In 2016, Washington Sea GrantWashington State Parks, and  U.S. Fish & Wildlife worked together to divert a record 10 million gallons of raw sewage from Puget Sound, Lake Washington, and other state waterways. Sewage that otherwise would have been dumped into vulnerable waters.

Safe Boating and Prevention of Small Oil Spills

Posted Thu, 05/18/2017 - 17:40

What does wearing a life jacket have in common with preventing oil spills? Wearing life jackets can save people’s lives; preventing small oil spills helps protect marine life.

National Safe Boating Week is May 22-26. As part of the campaign launch, the National Safe Boating Council, in partnership with the U.S. Coast Guard, is encouraging people to wear life jackets to work on May 19. The Coast Guard estimates that over 80 percent of the lives lost to drowning could have been preventing by wearing life jackets.

Sea Grant Reports: Dolphins, Sea Turtles and the Impacts from Deepwater Horizon

Posted Tue, 04/25/2017 - 19:02
By Tara Skelton

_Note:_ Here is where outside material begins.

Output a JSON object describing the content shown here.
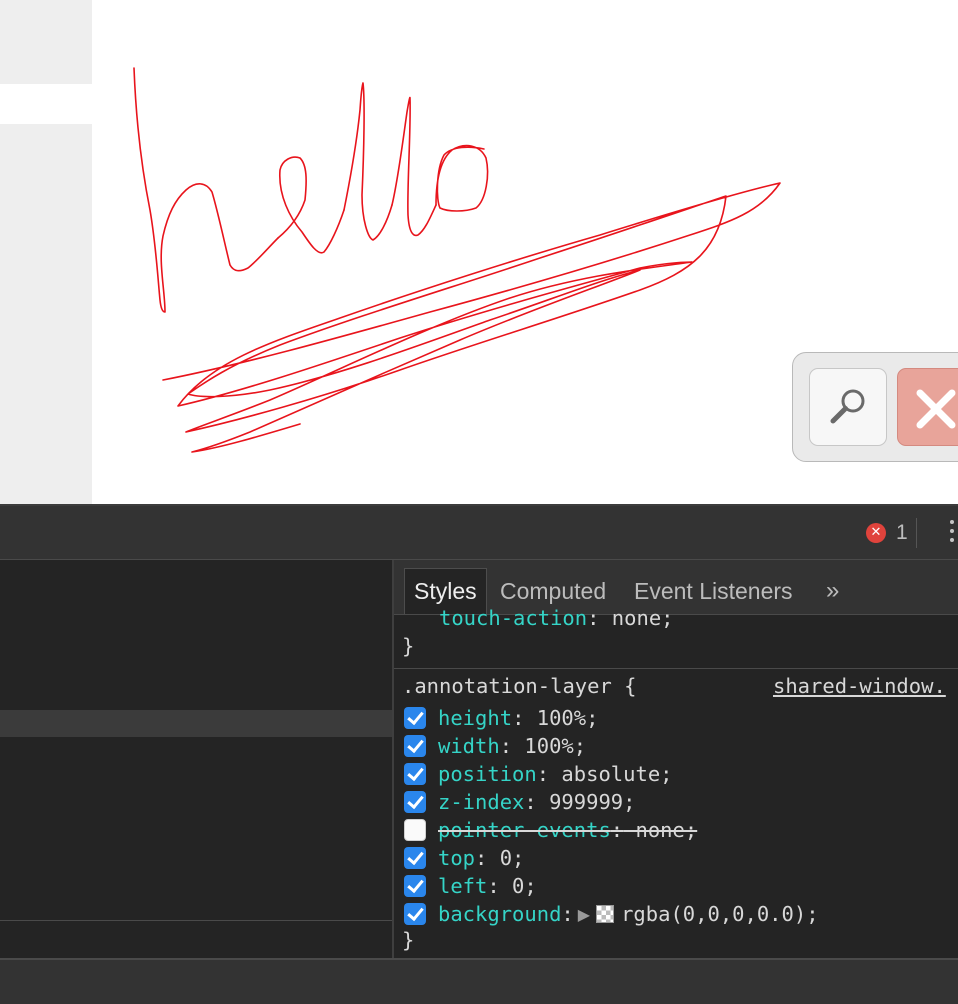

Two popular marine animals—dolphins and sea turtles—are the focus of new publications from the Sea Grant Oil Spill Science Outreach Team. In the aftermath of the largest oil spill in history, many expressed concern about its impact on these long-lived, slow-to-mature creatures. Now, almost seven years after the spill, scientists have a better understanding of how they fared. The team examined this research, synthesizing peer-reviewed findings into two easy-to-understand outreach bulletins.

Coping in the Aftermath of Deepwater Horizon

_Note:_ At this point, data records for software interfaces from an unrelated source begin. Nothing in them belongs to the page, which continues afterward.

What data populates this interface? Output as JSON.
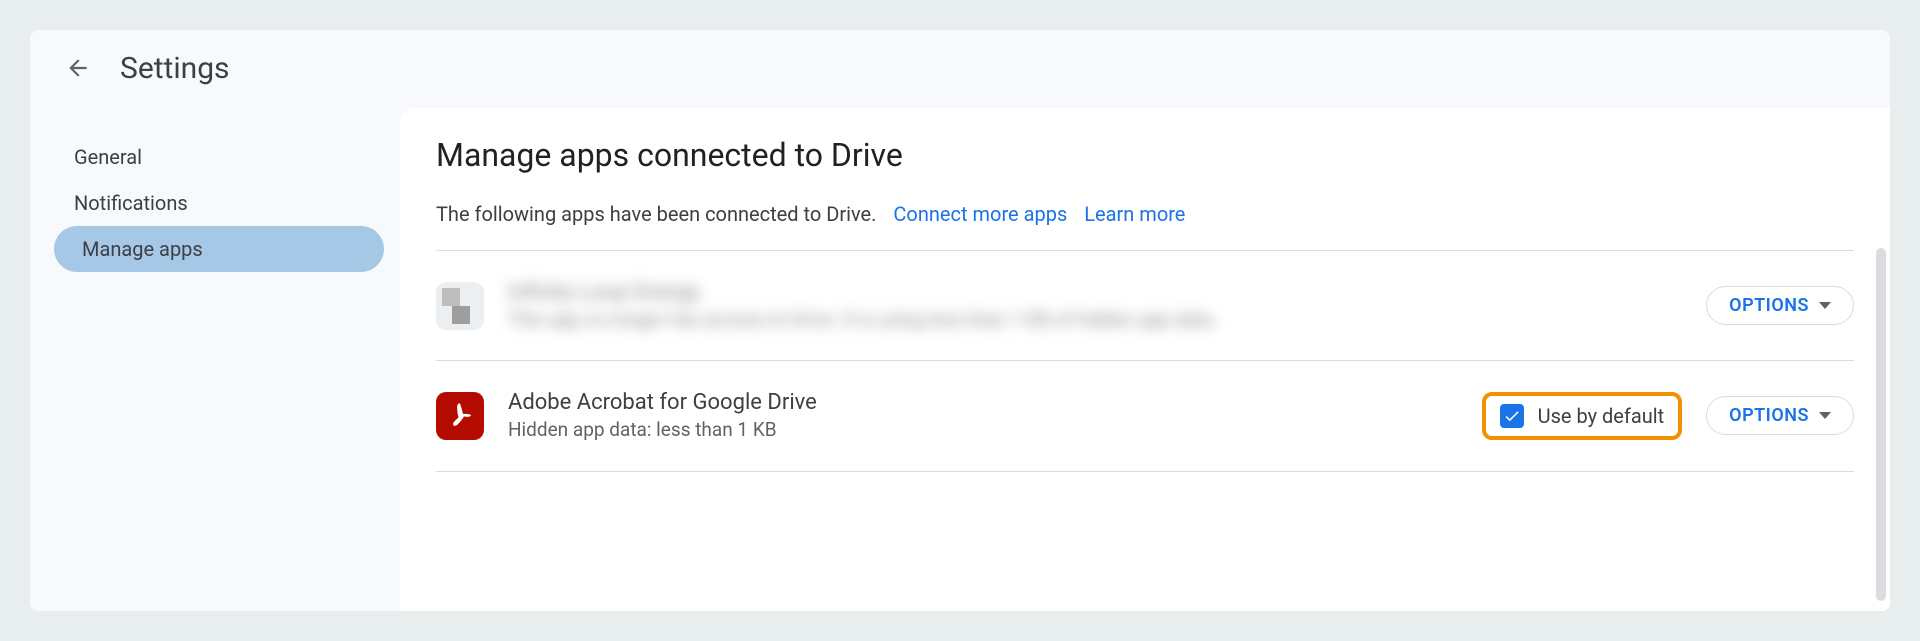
{
  "header": {
    "title": "Settings"
  },
  "sidebar": {
    "items": [
      {
        "label": "General",
        "active": false
      },
      {
        "label": "Notifications",
        "active": false
      },
      {
        "label": "Manage apps",
        "active": true
      }
    ]
  },
  "main": {
    "title": "Manage apps connected to Drive",
    "subtitle_text": "The following apps have been connected to Drive.",
    "connect_link": "Connect more apps",
    "learn_link": "Learn more",
    "options_label": "OPTIONS",
    "default_label": "Use by default",
    "apps": [
      {
        "name": "Infinity Loop Energy",
        "sub": "This app no longer has access to Drive. It is using less than 1 KB of hidden app data.",
        "blurred": true,
        "show_default": false,
        "default_checked": false
      },
      {
        "name": "Adobe Acrobat for Google Drive",
        "sub": "Hidden app data: less than 1 KB",
        "blurred": false,
        "show_default": true,
        "default_checked": true
      }
    ]
  }
}
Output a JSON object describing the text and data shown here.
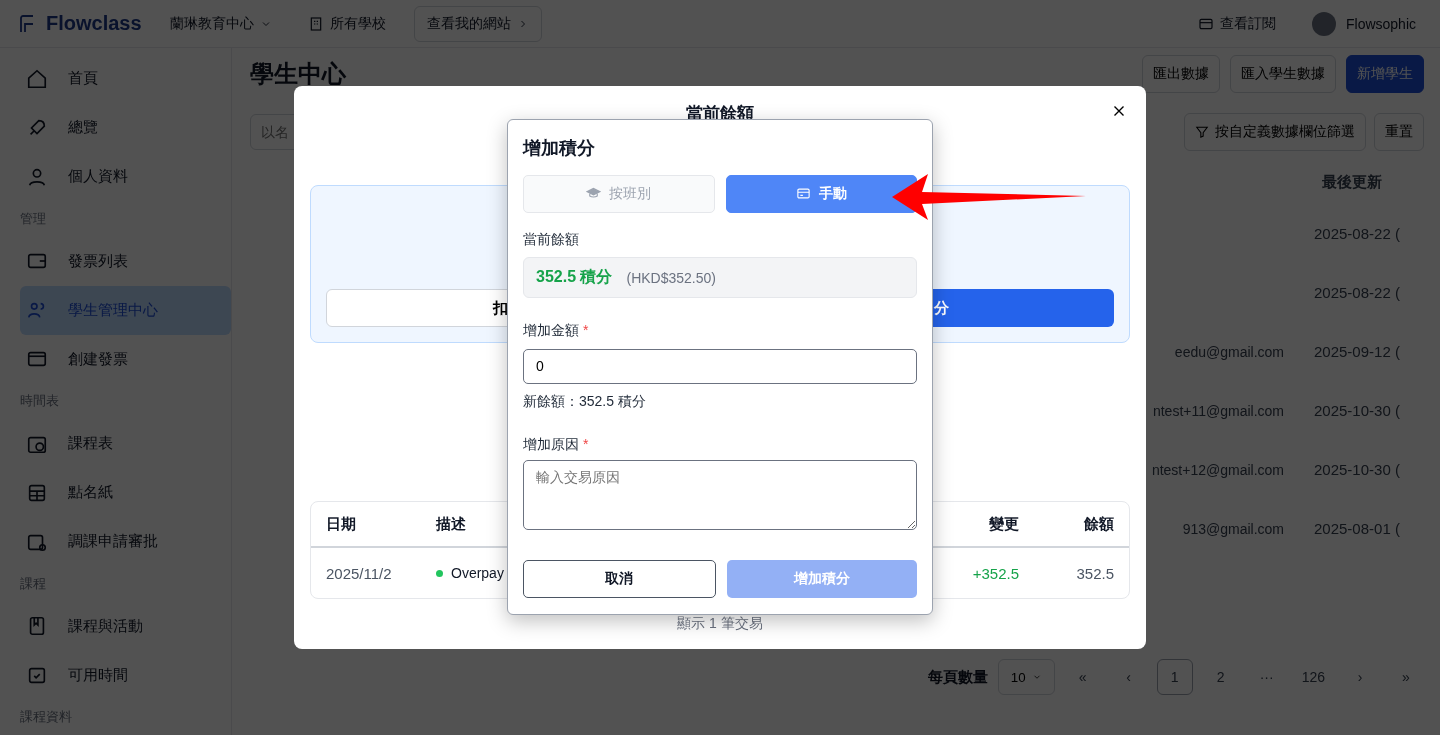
{
  "header": {
    "logo": "Flowclass",
    "school": "蘭琳教育中心",
    "all_schools": "所有學校",
    "view_site": "查看我的網站",
    "subscription": "查看訂閱",
    "user": "Flowsophic"
  },
  "sidebar": {
    "entries": [
      {
        "kind": "item",
        "label": "首頁",
        "selected": false
      },
      {
        "kind": "item",
        "label": "總覽",
        "selected": false
      },
      {
        "kind": "item",
        "label": "個人資料",
        "selected": false
      },
      {
        "kind": "section",
        "label": "管理"
      },
      {
        "kind": "item",
        "label": "發票列表",
        "selected": false
      },
      {
        "kind": "item",
        "label": "學生管理中心",
        "selected": true
      },
      {
        "kind": "item",
        "label": "創建發票",
        "selected": false
      },
      {
        "kind": "section",
        "label": "時間表"
      },
      {
        "kind": "item",
        "label": "課程表",
        "selected": false
      },
      {
        "kind": "item",
        "label": "點名紙",
        "selected": false
      },
      {
        "kind": "item",
        "label": "調課申請審批",
        "selected": false
      },
      {
        "kind": "section",
        "label": "課程"
      },
      {
        "kind": "item",
        "label": "課程與活動",
        "selected": false
      },
      {
        "kind": "item",
        "label": "可用時間",
        "selected": false
      },
      {
        "kind": "section",
        "label": "課程資料"
      }
    ]
  },
  "page": {
    "title": "學生中心",
    "actions": [
      {
        "label": "匯出數據",
        "primary": false
      },
      {
        "label": "匯入學生數據",
        "primary": false
      },
      {
        "label": "新增學生",
        "primary": true
      }
    ],
    "search_placeholder": "以名",
    "filter": "按自定義數據欄位篩選",
    "reset": "重置",
    "column": "最後更新",
    "rows": [
      {
        "date": "2025-08-22 ("
      },
      {
        "date": "2025-08-22 ("
      },
      {
        "email": "eedu@gmail.com",
        "date": "2025-09-12 ("
      },
      {
        "email": "ntest+11@gmail.com",
        "date": "2025-10-30 ("
      },
      {
        "email": "ntest+12@gmail.com",
        "date": "2025-10-30 ("
      },
      {
        "email": "913@gmail.com",
        "date": "2025-08-01 ("
      }
    ],
    "pagination": {
      "label": "每頁數量",
      "page_size": "10",
      "pages": [
        {
          "label": "«",
          "selected": false
        },
        {
          "label": "‹",
          "selected": false
        },
        {
          "label": "1",
          "selected": true
        },
        {
          "label": "2",
          "selected": false
        },
        {
          "label": "···",
          "selected": false
        },
        {
          "label": "126",
          "selected": false
        },
        {
          "label": "›",
          "selected": false
        },
        {
          "label": "»",
          "selected": false
        }
      ]
    }
  },
  "balance_modal": {
    "title": "當前餘額",
    "deduct_button": "扣",
    "add_button": "分",
    "table": {
      "columns": [
        "日期",
        "描述",
        "變更",
        "餘額"
      ],
      "rows": [
        {
          "date": "2025/11/2",
          "description": "Overpay",
          "color": "#22c55e",
          "change": "+352.5",
          "balance": "352.5"
        }
      ]
    },
    "footer": "顯示 1 筆交易"
  },
  "add_dialog": {
    "title": "增加積分",
    "modes": [
      {
        "label": "按班別",
        "selected": false
      },
      {
        "label": "手動",
        "selected": true
      }
    ],
    "balance_label": "當前餘額",
    "balance_points": "352.5 積分",
    "balance_money": "(HKD$352.50)",
    "amount_label": "增加金額",
    "amount_required_mark": "*",
    "amount_value": "0",
    "new_balance": "新餘額：352.5 積分",
    "reason_label": "增加原因",
    "reason_required_mark": "*",
    "reason_placeholder": "輸入交易原因",
    "cancel": "取消",
    "submit": {
      "label": "增加積分",
      "disabled": true
    }
  }
}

Posted Wed, 01/25/2017 - 18:00
By Tara Skelton, Mississippi-Alabama Sea Grant Consortium

Ever wonder about mental health issues in communities recovering from a man-made disaster? The Gulf of Mexico Sea Grant Oil Spill Science Outreach Team recently published an overview of peer-reviewed research into how individuals and communities coped in the aftermath of the Deepwater Horizon oil spill. Studies show that the spill impacted the mental health of some coastal residents, including cleanup workers and those who relied on a healthy Gulf Coast for their occupations.

Tips for Preventing Small-Vessel Oil Spills

Posted Wed, 08/31/2016 - 17:28

Though each one is small in volume, oil spills from small vessels add up. In Washington State, when you multiply this volume by the thousands of fishing and recreational boats on the water, they compose the largest source of oil pollution in Puget Sound. How do small oil spills happen? The two most common causes are spillage during refueling and bilge discharge, when oil accumulates along with water in the bottommost compartment of a boat and then gets pumped out..

Washington Sea Grant Launches New Program to Prevent Small Oil Spills that Add Up

Posted Tue, 07/05/2016 - 18:15
This is a guest post by Lauren Drakopulos of Washington Sea Grant.

To paraphrase an old saying, “There’s no use crying over spilled oil.” But many people in Washington worry a lot about oil pollution in Puget Sound and other coastal waters around the state.

What many don’t realize is that the biggest source of oil spills to date in Puget Sound isn’t tankers and freighters but small recreational and commercial vessels. Small oil spills from these types of vessels account for 75 percent of the oil spilled in local waters over the last 10 years.